Over 4 days we have made new friends, a bit of a mess (which we have cleared up) and the 9 downstairs frames which are the main structure of the our house.
Emotions have ranged from
bewilderment: just how do all these parts fit together?
panic: have we got enough screws? (We hadn’t, so we have now bought the entire stock of a certain screw size from 5 different Screwfix stores across the Midlands, and a B&Q, as well as ordering over 100 more boxes!)
amazement: so many people have given up an entire weekend or more to help wield mallets, cordless screwdrivers and drills to construct the frames.
pain: I was stung by a bee!
awe: the frames went from a being in a neat pile on the ground to being vertical with surprising ease.
gratitude: to everyone who has helped in any way including WI members providing cakes for the crew.
hilarity: watching Molly (one of our collies) attempting to join in!
forgiveness: I won’t mention the missing connectors which are stopping us from raising the other 5 frames!
Hopefully the impending rain won’t manage to penetrate our massive covers and we shall be able to work inside them to construct the floor.
Adding connectors to join the first 2 frames together
Mallets at the ready
Adding frame connectors
Cutting the polystyrene insulation to fit inside the frames
We now have a temporary garage full of Wikihouse panels, which will fill the gaps between the arch-shaped frames, and a polytunnel containing enough polystyrene insulation to build a very impressive model igloo village! Unloading both lorry loads in one day is certainly keeping Martin and me fit.
At the moment everything appears to be going to plan. Architecture 00 have sent us the assembly guide and we have bought 35 boxes of screws to hold all the plywood house parts together. 9 people have kindly signed up to help start the build on Saturday morning (15th Aug) with several others joining us later in the week.
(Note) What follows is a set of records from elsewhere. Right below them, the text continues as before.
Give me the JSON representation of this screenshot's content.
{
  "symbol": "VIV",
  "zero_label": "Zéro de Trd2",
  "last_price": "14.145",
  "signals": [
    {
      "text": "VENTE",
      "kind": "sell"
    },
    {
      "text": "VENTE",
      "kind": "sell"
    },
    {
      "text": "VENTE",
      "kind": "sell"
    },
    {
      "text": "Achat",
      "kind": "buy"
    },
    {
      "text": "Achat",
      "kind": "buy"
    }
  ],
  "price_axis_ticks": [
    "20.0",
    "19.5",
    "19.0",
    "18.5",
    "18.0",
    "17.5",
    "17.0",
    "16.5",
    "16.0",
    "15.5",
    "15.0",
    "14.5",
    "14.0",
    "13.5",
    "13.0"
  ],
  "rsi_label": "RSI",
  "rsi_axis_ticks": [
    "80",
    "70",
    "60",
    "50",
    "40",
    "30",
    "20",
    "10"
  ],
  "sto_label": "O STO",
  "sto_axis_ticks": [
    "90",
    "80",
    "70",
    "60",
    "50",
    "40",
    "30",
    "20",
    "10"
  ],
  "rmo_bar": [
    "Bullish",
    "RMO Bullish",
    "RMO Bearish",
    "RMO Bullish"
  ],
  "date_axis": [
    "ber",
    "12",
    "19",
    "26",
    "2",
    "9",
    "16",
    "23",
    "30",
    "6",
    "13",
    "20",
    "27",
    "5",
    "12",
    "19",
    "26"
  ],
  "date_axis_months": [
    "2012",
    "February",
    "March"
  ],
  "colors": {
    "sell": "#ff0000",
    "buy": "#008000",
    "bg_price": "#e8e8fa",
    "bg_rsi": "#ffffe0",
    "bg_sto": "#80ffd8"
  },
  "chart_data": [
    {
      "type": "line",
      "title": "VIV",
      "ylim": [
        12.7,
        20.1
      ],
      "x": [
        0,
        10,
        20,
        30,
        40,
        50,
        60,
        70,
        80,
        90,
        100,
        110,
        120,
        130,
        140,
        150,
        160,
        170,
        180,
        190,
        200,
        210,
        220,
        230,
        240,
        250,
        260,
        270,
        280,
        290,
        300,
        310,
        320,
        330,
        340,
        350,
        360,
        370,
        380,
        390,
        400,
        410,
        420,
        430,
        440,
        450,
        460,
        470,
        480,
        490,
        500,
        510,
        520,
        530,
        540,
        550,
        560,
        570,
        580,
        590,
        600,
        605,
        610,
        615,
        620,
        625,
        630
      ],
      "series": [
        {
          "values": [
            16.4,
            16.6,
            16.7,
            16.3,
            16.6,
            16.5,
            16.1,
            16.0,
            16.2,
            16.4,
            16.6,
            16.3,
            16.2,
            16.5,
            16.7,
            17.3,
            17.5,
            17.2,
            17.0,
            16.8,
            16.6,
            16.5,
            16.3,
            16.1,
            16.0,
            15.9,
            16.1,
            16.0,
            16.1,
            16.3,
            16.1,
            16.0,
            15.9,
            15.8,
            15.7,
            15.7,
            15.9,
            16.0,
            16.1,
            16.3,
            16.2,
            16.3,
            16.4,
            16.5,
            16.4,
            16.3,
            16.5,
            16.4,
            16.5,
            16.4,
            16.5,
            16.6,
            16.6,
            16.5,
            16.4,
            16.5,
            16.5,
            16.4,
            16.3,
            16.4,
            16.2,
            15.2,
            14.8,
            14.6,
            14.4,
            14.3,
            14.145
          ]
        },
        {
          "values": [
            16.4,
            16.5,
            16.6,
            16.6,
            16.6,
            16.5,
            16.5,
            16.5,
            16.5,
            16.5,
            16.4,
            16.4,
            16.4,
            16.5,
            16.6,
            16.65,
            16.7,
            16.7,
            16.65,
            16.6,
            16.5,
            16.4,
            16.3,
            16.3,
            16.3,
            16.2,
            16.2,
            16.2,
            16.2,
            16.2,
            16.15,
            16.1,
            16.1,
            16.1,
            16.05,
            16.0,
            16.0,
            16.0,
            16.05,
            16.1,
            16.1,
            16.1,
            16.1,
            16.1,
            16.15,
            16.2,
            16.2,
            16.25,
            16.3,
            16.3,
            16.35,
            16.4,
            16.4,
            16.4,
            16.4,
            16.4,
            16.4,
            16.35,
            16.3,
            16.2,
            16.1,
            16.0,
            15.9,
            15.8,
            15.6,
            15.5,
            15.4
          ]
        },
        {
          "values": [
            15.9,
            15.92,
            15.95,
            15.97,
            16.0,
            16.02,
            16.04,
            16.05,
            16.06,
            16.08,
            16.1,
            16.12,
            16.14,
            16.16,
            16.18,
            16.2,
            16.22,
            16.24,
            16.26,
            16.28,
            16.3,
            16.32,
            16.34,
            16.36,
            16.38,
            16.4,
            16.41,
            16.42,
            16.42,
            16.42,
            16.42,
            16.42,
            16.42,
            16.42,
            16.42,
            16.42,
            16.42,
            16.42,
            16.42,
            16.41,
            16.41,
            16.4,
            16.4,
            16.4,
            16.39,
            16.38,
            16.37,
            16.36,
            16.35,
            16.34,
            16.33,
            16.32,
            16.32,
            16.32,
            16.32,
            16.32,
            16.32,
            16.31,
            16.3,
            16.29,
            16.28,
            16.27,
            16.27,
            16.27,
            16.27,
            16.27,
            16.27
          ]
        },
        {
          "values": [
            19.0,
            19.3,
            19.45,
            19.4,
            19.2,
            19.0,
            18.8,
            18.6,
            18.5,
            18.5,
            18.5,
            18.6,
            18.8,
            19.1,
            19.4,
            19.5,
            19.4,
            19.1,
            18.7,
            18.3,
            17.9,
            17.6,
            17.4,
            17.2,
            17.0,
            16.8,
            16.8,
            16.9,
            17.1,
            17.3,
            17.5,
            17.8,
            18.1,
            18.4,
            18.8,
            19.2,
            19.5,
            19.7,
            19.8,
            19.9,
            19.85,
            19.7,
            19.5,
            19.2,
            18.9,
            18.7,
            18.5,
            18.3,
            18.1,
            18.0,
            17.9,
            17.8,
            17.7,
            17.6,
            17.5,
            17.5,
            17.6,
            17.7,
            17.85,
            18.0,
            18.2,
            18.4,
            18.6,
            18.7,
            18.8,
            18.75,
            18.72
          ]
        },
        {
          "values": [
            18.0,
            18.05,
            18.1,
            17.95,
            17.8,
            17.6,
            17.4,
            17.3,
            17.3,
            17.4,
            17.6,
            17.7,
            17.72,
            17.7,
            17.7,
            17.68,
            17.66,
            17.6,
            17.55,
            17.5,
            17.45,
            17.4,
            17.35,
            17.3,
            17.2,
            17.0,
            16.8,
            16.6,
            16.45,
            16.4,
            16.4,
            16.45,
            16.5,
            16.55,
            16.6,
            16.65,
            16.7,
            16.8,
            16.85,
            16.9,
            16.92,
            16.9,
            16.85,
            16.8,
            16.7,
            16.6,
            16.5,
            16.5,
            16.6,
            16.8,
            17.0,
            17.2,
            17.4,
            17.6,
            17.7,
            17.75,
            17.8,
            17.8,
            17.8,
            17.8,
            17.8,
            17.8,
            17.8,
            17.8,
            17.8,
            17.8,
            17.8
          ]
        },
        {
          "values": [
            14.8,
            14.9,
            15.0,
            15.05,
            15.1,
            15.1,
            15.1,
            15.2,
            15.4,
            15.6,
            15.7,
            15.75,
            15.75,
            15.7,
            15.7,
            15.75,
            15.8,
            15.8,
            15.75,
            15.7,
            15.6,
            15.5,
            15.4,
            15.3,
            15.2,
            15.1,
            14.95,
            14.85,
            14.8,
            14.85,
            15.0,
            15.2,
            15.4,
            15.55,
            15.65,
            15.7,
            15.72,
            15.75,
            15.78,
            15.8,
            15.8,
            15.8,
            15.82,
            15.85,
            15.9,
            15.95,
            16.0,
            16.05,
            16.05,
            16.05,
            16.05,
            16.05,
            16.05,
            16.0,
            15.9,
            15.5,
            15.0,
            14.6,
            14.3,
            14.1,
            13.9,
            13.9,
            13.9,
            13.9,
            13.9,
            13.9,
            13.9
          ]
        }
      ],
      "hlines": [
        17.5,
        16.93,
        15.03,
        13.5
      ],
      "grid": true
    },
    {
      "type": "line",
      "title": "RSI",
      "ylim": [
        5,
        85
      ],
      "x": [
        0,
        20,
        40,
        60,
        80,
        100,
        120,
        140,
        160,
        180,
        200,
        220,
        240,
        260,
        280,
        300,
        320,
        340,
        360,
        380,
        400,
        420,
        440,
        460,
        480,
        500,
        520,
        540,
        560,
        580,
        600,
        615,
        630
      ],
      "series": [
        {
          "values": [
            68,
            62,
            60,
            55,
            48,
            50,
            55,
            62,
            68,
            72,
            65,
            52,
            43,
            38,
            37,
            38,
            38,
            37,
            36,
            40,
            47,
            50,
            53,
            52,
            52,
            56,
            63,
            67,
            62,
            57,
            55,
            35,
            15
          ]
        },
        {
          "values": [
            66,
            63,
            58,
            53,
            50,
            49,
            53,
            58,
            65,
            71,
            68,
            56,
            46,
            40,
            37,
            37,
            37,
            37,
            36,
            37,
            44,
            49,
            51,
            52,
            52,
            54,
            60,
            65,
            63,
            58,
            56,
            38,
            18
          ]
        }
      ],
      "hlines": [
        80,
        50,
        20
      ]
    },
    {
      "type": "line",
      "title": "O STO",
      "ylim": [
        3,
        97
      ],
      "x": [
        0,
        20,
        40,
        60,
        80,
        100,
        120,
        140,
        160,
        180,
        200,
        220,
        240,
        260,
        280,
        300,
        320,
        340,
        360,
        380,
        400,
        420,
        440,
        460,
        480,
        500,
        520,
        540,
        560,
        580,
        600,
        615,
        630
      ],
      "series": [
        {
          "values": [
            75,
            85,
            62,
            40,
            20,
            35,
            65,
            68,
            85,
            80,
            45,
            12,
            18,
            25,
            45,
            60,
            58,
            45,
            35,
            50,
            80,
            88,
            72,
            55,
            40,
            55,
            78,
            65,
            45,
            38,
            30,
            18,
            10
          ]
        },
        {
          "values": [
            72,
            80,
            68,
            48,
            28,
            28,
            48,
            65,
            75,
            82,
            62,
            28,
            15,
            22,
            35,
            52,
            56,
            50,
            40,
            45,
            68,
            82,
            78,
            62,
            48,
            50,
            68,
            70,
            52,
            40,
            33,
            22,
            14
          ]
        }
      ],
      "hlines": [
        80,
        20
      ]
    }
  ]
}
Despite today’s rain, the weather forecast is looking good.
Over the last week I have paid several very large bills, but we are all keeping a close eye on ‘the spreadsheet’ and we are currently just within budget still. I might yet have the central vacuum system that I’ve been hoping for.
Wikihouse panels protected from the rain
Polystyrene insulation blocks have been cut to size by Styro Tech Ltd
Exploded view of frame construction taken from manual supplied by Architecture 00
These are just some of the pieces which will fit together to build the entire frame of our house. They have been cut by CNC machine in a workshop in Sheffield. We have had 2 deliveries so far, with 2 more scheduled this week.